Scott got back to me fairly quickly when I reached out to him, and he told me that he had just finished talking to Mangold and Bale, and that he was hard at work on the project. My first question for him, and the most urgent question, was how hey were handling the time period. The McGee books are about Florida as the Wild West, a precursor to the rancid wilderness of the Carl Hiaasen novels, and I think of McDonald's Florida as being very much of a particular time and place.
"We’re doing it present day," Frank told me, and he went on to explain, "We deal with the anachronistic qualities of Travis by making him a loner, a vet of the Middle East bullshit wars and now broke as shit and living on a boat. You’d be surprised by how much still works from the period this way."
See, here's why I'm willing to give that the benefit of the doubt, even if it's a choice I wouldn't make. They're obviously talking about it. It's obviously a conversation that is active and ongoing, and they've got their approach. When you're adapting something, I don't demand that you blindly echo every choice the original made; I do ask that you consider changes if you're going to make them, and that you have a reason.
Frank went on to say, "Also, Florida is being overrun now by South American ex pats trying to hide their money. It’s the same colorful shit hole it was back then, so a lot of the issues there remain. We’ve just updated the socio-political context. We’ve amped up the sexual component to Travis as well as the stoner component. He gets high in this more than he’s sitting in bars drinking Dark & Stormy’s as he does in the books. Small things like that…"
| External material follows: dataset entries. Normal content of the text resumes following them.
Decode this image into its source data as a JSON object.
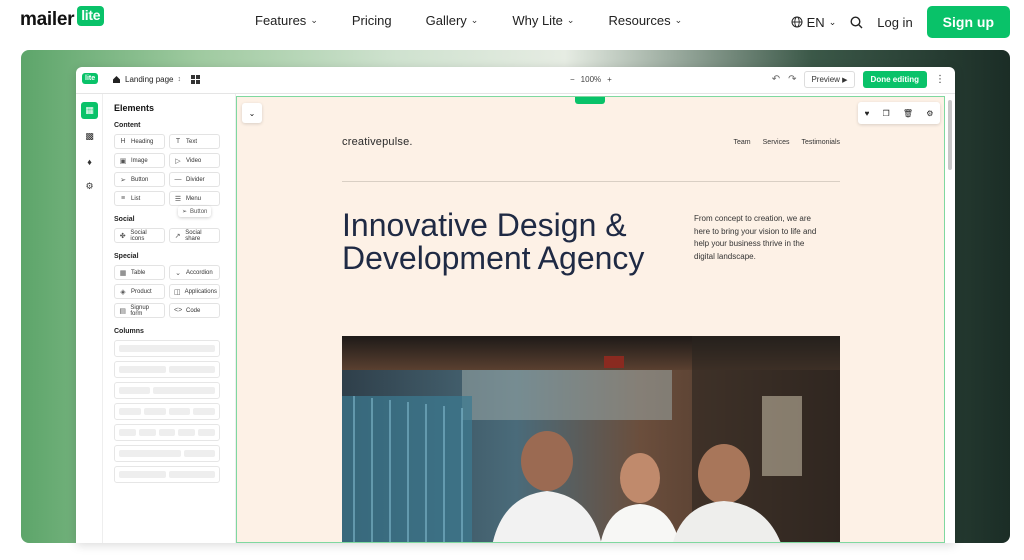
{
  "site_nav": {
    "logo_text": "mailer",
    "logo_badge": "lite",
    "links": [
      {
        "label": "Features",
        "has_dropdown": true
      },
      {
        "label": "Pricing",
        "has_dropdown": false
      },
      {
        "label": "Gallery",
        "has_dropdown": true
      },
      {
        "label": "Why Lite",
        "has_dropdown": true
      },
      {
        "label": "Resources",
        "has_dropdown": true
      }
    ],
    "language": "EN",
    "login_label": "Log in",
    "signup_label": "Sign up"
  },
  "editor": {
    "logo_badge": "lite",
    "page_name": "Landing page",
    "zoom": "100%",
    "zoom_minus": "−",
    "zoom_plus": "+",
    "preview_label": "Preview",
    "done_label": "Done editing"
  },
  "panel": {
    "title": "Elements",
    "sections": {
      "content": {
        "label": "Content",
        "items": [
          "Heading",
          "Text",
          "Image",
          "Video",
          "Button",
          "Divider",
          "List",
          "Menu"
        ]
      },
      "social": {
        "label": "Social",
        "items": [
          "Social icons",
          "Social share"
        ]
      },
      "special": {
        "label": "Special",
        "items": [
          "Table",
          "Accordion",
          "Product",
          "Applications",
          "Signup form",
          "Code"
        ]
      },
      "columns": {
        "label": "Columns"
      }
    },
    "drag_ghost_label": "Button"
  },
  "canvas": {
    "brand": "creativepulse.",
    "nav": [
      "Team",
      "Services",
      "Testimonials"
    ],
    "headline": "Innovative Design & Development Agency",
    "subcopy": "From concept to creation, we are here to bring your vision to life and help your business thrive in the digital landscape."
  },
  "colors": {
    "brand_green": "#09c269",
    "canvas_bg": "#fdf1e6",
    "headline": "#1f2a44"
  }
}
It sounds like they're nowhere near done yet, but that they're approaching it as a team. He and Mangold are in communication, the two of them focused on this version of Travis McGee, and I'm willing to wait to see how they make all their choices before I react. I know they're going to try to make something great. Besides, Frank had one last thing he wanted to emphasize: "Bale will rock it."
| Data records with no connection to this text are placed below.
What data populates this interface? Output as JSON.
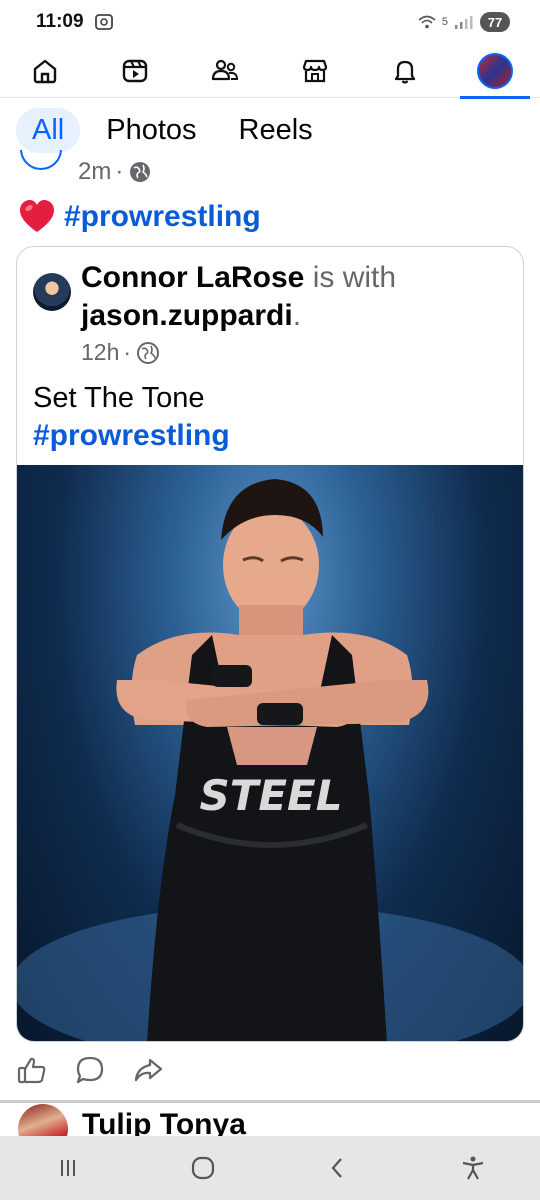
{
  "status_bar": {
    "time": "11:09",
    "network": "5",
    "battery": "77"
  },
  "top_nav": {
    "items": [
      "home-icon",
      "video-icon",
      "friends-icon",
      "marketplace-icon",
      "bell-icon",
      "profile-avatar"
    ],
    "active": "profile-avatar",
    "accent": "#0866ff"
  },
  "filter_tabs": [
    {
      "label": "All",
      "active": true
    },
    {
      "label": "Photos",
      "active": false
    },
    {
      "label": "Reels",
      "active": false
    }
  ],
  "previous_post": {
    "time": "2m",
    "separator": "·",
    "caption_hashtag": "#prowrestling"
  },
  "shared_post": {
    "author": "Connor LaRose",
    "with_text": " is with ",
    "tagged": "jason.zuppardi",
    "period": ".",
    "time": "12h",
    "separator": "·",
    "text": "Set The Tone",
    "hashtag": "#prowrestling",
    "photo_singlet_text": "STEEL"
  },
  "actions": [
    "like-icon",
    "comment-icon",
    "share-icon"
  ],
  "next_post": {
    "author": "Tulip Tonya"
  },
  "colors": {
    "link": "#0a5bd8",
    "muted": "#65676b",
    "heart": "#e41e3f"
  }
}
Rosamund Pike Lands Female Lead in ‘The Deep Blue Good-by’
James Mangold is directing with Chernin Entertainment, Leonardo DiCaprio and Jennifer Davisson-Killoran producing for Appian Way along with Amy Robinson.
First written by John D. MacDonald in 1964, “The Deep Blue Good-by” is the first in a series of 21 that followed Travis McGee, to be played by Christian Bale in the pic, a self-described “salvage consultant” who recovers others’ property for a fee and along the way gets into trouble fighting bad guys and wooing women.
Dennis Lehane penned the script with Scott Frank working on the most recent draft.
Following the success of “Gone Girl,” which grossed more than $350 million at the worldwide box office and earned Pike an Oscar nomination, Fox and Pike seem happy staying in business with one another.
After the huge opening weekend of “Gone Girl,” Fox quickly offered Pike the female lead in its survival drama “The Mountains Between Us” which she will shoot after “The Deep Blue Good-by” in order for ‘Mountain’ to be ready for the proper weather conditions needed to tell the story.